Exercise goal =>
Work out the count of lines in the material where the string "created" shows up, and reply with it alone.

= Beginning of Section =

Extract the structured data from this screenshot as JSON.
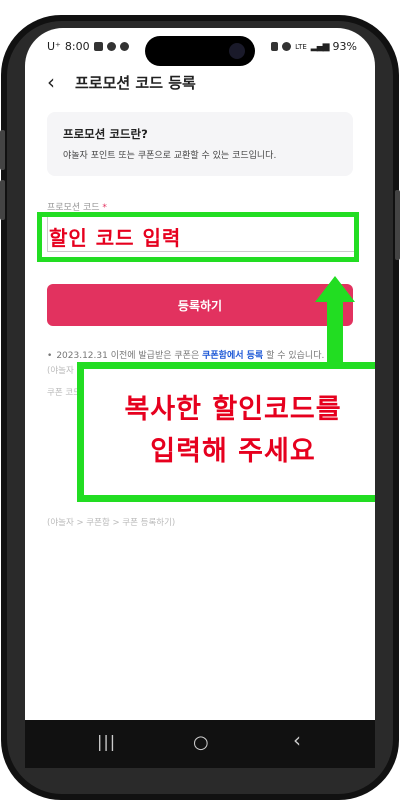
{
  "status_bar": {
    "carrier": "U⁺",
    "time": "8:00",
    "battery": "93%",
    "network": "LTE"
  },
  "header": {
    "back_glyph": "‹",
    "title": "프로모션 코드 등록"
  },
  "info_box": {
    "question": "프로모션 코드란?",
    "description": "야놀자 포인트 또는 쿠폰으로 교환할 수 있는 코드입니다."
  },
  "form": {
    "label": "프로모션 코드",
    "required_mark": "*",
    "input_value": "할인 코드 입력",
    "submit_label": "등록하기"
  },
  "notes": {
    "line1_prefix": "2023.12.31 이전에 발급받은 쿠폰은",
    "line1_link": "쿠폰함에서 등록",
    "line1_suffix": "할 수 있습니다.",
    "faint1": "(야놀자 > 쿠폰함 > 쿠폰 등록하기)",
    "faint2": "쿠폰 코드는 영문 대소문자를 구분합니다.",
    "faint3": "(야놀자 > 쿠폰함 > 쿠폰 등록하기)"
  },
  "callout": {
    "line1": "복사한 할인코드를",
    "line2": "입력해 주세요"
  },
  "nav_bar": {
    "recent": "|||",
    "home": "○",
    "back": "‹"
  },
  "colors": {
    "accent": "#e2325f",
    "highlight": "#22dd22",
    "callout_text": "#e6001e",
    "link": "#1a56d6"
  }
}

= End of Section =
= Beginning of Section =

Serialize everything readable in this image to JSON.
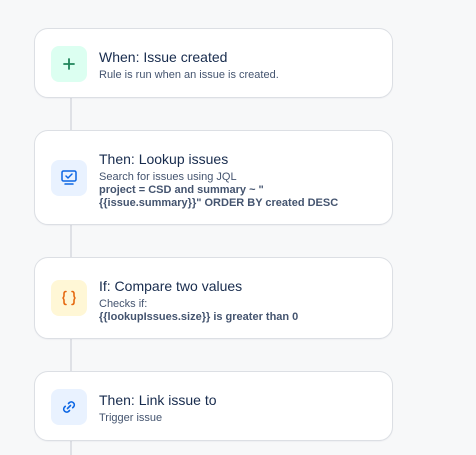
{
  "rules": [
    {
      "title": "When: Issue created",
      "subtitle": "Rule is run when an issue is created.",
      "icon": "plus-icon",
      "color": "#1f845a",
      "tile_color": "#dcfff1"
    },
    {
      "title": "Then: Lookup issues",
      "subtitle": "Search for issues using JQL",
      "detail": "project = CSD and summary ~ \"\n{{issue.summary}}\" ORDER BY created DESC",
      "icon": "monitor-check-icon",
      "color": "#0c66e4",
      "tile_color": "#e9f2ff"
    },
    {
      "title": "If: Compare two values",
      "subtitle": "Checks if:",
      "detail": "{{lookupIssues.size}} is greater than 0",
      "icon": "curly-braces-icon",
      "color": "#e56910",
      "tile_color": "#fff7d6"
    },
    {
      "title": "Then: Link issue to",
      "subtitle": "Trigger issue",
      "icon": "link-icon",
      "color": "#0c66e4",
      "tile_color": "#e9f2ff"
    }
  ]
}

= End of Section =

Answer for this exercise =>
3